What is needed:
Where does the string "Configuration" appear in the records? Copy each line that holds it.

The data:
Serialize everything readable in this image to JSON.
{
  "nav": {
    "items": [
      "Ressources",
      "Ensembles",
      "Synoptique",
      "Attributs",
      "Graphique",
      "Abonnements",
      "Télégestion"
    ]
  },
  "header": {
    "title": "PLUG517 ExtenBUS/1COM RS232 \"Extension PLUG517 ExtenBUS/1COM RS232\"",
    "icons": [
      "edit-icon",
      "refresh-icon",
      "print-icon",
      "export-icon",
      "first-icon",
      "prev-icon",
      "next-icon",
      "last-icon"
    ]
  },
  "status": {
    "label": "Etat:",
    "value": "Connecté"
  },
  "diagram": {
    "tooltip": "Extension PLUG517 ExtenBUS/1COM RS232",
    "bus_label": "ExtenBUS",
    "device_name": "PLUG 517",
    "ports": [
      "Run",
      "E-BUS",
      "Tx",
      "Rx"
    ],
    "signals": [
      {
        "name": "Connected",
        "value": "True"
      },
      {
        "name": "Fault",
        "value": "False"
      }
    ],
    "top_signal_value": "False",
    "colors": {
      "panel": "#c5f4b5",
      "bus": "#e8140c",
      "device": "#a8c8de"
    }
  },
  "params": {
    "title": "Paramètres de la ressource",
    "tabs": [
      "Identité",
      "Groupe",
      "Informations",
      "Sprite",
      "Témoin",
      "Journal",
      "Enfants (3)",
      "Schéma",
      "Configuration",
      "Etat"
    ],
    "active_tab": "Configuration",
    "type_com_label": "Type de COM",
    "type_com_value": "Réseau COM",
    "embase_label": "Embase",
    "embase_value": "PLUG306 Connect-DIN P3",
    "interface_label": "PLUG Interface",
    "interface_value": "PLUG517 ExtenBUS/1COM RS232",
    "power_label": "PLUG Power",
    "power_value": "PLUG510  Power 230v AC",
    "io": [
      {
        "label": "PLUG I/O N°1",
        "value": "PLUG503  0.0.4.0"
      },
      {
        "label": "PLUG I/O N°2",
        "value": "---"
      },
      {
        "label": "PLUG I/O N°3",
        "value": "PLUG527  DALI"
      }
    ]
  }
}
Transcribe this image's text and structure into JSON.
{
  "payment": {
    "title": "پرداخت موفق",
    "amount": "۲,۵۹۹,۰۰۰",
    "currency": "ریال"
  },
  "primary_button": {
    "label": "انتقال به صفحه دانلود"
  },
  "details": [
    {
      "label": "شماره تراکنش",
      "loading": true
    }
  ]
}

Exercise answer:
      "Configuration",
    "active_tab": "Configuration",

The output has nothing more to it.